In addition, it is not clear to me whether the figures that have been set out, whether that is one set or another, take into account the impact of coming within the scope of anti-avoidance measures and so on. That would obviously just be a projection in any case, but we surely need to have more information before we can take an informed view.

Photo of Peter Dowd Peter Dowd Shadow Chief Secretary to the Treasury

On a slightly wider but, I think, pertinent point, in the Red Book for this year, corporation tax for 2019-20 is £60 billion and by 2023 it is £66 billion. Does the hon. Lady find that her concerns about this specific thing are compounded by the uncertainty about, for example, the deal we will be debating in the not-too-distant future?

Photo of Anneliese Dodds Anneliese Dodds Shadow Minister (Treasury)

I agree with my hon. Friend. When we are talking about this sector in particular, we must always bear in mind the impact not only on revenue but overall on investment and the need to ensure that high-quality infrastructure is provided. I know that that is enormously important and something that the Minister is concerned with and working on. For the reasons I have set out, we will press amendment 38 to a vote.

On new clause 4, I say in response to the hon. Member for Aberdeen North that there may be some agreement on some issues, but on corporation tax rates there is a difference to the extent that Labour feels that we need to work with other countries to prevent a race to the bottom. That is something we have already been doing. A race to the bottom is damaging, particularly when many businesses tell us that the corporation tax rates do not drive their decision to locate in the UK; they may be one of a basket of factors, but other matters, particularly sunk costs, are important. Therefore, we are happy for our proposals to come under scrutiny at every point, and we hope that in doing so we might persuade the SNP to come to our view as well.

Photo of Kirsty Blackman Kirsty Blackman SNP Deputy Leader, Shadow SNP Spokesperson (Economy)

To be totally clear—I am sure the hon. Member for Oxford East did not mean this—we do not support a race to the bottom either. Our manifesto position was that we supported no further reductions in corporation tax, which is slightly different from the Labour party position.

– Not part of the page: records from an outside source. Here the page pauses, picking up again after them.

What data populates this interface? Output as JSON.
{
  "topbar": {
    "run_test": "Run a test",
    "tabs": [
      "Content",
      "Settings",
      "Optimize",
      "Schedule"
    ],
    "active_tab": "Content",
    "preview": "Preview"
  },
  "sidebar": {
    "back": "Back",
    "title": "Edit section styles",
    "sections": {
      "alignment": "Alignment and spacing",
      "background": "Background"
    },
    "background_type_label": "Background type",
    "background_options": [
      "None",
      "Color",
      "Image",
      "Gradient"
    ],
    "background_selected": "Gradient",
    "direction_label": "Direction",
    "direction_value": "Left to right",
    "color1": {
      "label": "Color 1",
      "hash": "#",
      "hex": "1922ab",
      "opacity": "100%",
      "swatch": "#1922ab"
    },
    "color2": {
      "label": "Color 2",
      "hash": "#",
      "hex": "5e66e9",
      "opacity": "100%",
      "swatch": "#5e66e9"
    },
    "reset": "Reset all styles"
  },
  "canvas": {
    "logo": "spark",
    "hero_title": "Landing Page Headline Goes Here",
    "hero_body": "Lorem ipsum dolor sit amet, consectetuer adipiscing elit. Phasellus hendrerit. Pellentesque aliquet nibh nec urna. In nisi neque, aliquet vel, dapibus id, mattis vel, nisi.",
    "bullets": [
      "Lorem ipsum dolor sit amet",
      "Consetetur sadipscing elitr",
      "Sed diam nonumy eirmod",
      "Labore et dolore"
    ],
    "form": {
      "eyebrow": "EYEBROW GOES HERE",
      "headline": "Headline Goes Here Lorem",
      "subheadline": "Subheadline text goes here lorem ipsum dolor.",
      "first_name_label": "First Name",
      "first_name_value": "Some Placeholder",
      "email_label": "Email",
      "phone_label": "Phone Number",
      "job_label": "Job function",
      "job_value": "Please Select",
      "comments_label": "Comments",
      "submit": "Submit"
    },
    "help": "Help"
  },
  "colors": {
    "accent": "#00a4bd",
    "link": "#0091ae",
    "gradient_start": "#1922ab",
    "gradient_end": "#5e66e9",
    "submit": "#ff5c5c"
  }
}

In the spirit of trying not to take up too much of the Committee’s time and the fact that amendments 35 and 38 are broadly similar and we have covered the ground of both amendments quite a lot during the course of the debate—although the answers we received could have been clearer—we are happy not to press amendment 35 and to support Labour party amendment 38.

Question put and agreed to.

Clause 17 accordingly ordered to stand part of the Bill.

Amendment proposed: 38, page 210, line 45 [Schedule 5], at end insert—